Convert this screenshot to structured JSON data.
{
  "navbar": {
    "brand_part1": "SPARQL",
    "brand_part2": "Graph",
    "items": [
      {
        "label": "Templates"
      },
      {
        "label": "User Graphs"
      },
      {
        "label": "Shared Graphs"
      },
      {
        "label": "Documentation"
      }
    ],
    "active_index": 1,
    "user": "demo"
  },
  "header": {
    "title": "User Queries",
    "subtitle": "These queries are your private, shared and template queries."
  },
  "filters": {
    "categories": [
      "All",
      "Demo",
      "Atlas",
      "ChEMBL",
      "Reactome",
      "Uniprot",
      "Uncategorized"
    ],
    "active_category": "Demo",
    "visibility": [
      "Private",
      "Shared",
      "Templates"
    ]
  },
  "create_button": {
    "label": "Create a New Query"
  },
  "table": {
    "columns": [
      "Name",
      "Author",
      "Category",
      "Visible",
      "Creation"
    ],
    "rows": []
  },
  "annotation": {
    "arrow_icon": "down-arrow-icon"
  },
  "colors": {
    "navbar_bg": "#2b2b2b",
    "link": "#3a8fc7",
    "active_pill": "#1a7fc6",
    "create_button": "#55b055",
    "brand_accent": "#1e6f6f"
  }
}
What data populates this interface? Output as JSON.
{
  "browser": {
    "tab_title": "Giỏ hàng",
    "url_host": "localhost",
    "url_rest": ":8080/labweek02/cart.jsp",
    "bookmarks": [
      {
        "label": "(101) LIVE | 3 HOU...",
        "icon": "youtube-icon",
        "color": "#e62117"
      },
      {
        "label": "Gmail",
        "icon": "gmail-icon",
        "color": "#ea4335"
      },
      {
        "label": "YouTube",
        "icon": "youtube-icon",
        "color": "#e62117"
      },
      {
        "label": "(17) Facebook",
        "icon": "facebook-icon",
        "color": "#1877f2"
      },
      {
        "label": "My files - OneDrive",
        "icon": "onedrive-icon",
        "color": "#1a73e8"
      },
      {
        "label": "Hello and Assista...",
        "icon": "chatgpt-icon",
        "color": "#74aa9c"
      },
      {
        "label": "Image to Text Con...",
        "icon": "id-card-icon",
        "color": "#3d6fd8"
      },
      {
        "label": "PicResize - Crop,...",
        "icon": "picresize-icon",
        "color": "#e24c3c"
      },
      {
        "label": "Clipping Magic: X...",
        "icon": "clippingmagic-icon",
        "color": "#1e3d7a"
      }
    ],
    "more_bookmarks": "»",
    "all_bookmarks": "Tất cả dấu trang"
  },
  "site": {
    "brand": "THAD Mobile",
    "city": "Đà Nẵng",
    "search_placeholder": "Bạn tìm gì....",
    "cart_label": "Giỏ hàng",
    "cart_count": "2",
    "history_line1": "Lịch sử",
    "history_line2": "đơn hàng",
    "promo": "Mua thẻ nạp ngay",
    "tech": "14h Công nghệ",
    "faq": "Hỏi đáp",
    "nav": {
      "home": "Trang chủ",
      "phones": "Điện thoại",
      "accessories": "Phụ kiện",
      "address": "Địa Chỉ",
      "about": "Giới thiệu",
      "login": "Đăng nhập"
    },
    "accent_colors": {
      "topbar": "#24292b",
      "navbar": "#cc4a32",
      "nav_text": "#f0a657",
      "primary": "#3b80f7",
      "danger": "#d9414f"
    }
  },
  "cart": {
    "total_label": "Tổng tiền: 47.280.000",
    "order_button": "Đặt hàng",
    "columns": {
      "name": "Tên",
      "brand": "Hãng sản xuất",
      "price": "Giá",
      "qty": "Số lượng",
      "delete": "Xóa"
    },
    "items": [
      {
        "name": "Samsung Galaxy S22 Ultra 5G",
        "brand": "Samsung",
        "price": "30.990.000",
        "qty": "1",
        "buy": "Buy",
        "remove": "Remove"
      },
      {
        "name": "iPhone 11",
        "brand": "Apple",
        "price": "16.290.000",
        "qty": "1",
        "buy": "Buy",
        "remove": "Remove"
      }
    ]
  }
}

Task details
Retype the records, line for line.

Output of the exercise
Convert this screenshot to structured JSON data.
{
  "navbar": {
    "brand_part1": "SPARQL",
    "brand_part2": "Graph",
    "items": [
      {
        "label": "Templates"
      },
      {
        "label": "User Graphs"
      },
      {
        "label": "Shared Graphs"
      },
      {
        "label": "Documentation"
      }
    ],
    "active_index": 1,
    "user": "demo"
  },
  "header": {
    "title": "User Queries",
    "subtitle": "These queries are your private, shared and template queries."
  },
  "filters": {
    "categories": [
      "All",
      "Demo",
      "Atlas",
      "ChEMBL",
      "Reactome",
      "Uniprot",
      "Uncategorized"
    ],
    "active_category": "Demo",
    "visibility": [
      "Private",
      "Shared",
      "Templates"
    ]
  },
  "create_button": {
    "label": "Create a New Query"
  },
  "table": {
    "columns": [
      "Name",
      "Author",
      "Category",
      "Visible",
      "Creation"
    ],
    "rows": []
  },
  "annotation": {
    "arrow_icon": "down-arrow-icon"
  },
  "colors": {
    "navbar_bg": "#2b2b2b",
    "link": "#3a8fc7",
    "active_pill": "#1a7fc6",
    "create_button": "#55b055",
    "brand_accent": "#1e6f6f"
  }
}
What data populates this interface? Output as JSON.
{
  "browser": {
    "tab_title": "Giỏ hàng",
    "url_host": "localhost",
    "url_rest": ":8080/labweek02/cart.jsp",
    "bookmarks": [
      {
        "label": "(101) LIVE | 3 HOU...",
        "icon": "youtube-icon",
        "color": "#e62117"
      },
      {
        "label": "Gmail",
        "icon": "gmail-icon",
        "color": "#ea4335"
      },
      {
        "label": "YouTube",
        "icon": "youtube-icon",
        "color": "#e62117"
      },
      {
        "label": "(17) Facebook",
        "icon": "facebook-icon",
        "color": "#1877f2"
      },
      {
        "label": "My files - OneDrive",
        "icon": "onedrive-icon",
        "color": "#1a73e8"
      },
      {
        "label": "Hello and Assista...",
        "icon": "chatgpt-icon",
        "color": "#74aa9c"
      },
      {
        "label": "Image to Text Con...",
        "icon": "id-card-icon",
        "color": "#3d6fd8"
      },
      {
        "label": "PicResize - Crop,...",
        "icon": "picresize-icon",
        "color": "#e24c3c"
      },
      {
        "label": "Clipping Magic: X...",
        "icon": "clippingmagic-icon",
        "color": "#1e3d7a"
      }
    ],
    "more_bookmarks": "»",
    "all_bookmarks": "Tất cả dấu trang"
  },
  "site": {
    "brand": "THAD Mobile",
    "city": "Đà Nẵng",
    "search_placeholder": "Bạn tìm gì....",
    "cart_label": "Giỏ hàng",
    "cart_count": "2",
    "history_line1": "Lịch sử",
    "history_line2": "đơn hàng",
    "promo": "Mua thẻ nạp ngay",
    "tech": "14h Công nghệ",
    "faq": "Hỏi đáp",
    "nav": {
      "home": "Trang chủ",
      "phones": "Điện thoại",
      "accessories": "Phụ kiện",
      "address": "Địa Chỉ",
      "about": "Giới thiệu",
      "login": "Đăng nhập"
    },
    "accent_colors": {
      "topbar": "#24292b",
      "navbar": "#cc4a32",
      "nav_text": "#f0a657",
      "primary": "#3b80f7",
      "danger": "#d9414f"
    }
  },
  "cart": {
    "total_label": "Tổng tiền: 47.280.000",
    "order_button": "Đặt hàng",
    "columns": {
      "name": "Tên",
      "brand": "Hãng sản xuất",
      "price": "Giá",
      "qty": "Số lượng",
      "delete": "Xóa"
    },
    "items": [
      {
        "name": "Samsung Galaxy S22 Ultra 5G",
        "brand": "Samsung",
        "price": "30.990.000",
        "qty": "1",
        "buy": "Buy",
        "remove": "Remove"
      },
      {
        "name": "iPhone 11",
        "brand": "Apple",
        "price": "16.290.000",
        "qty": "1",
        "buy": "Buy",
        "remove": "Remove"
      }
    ]
  }
}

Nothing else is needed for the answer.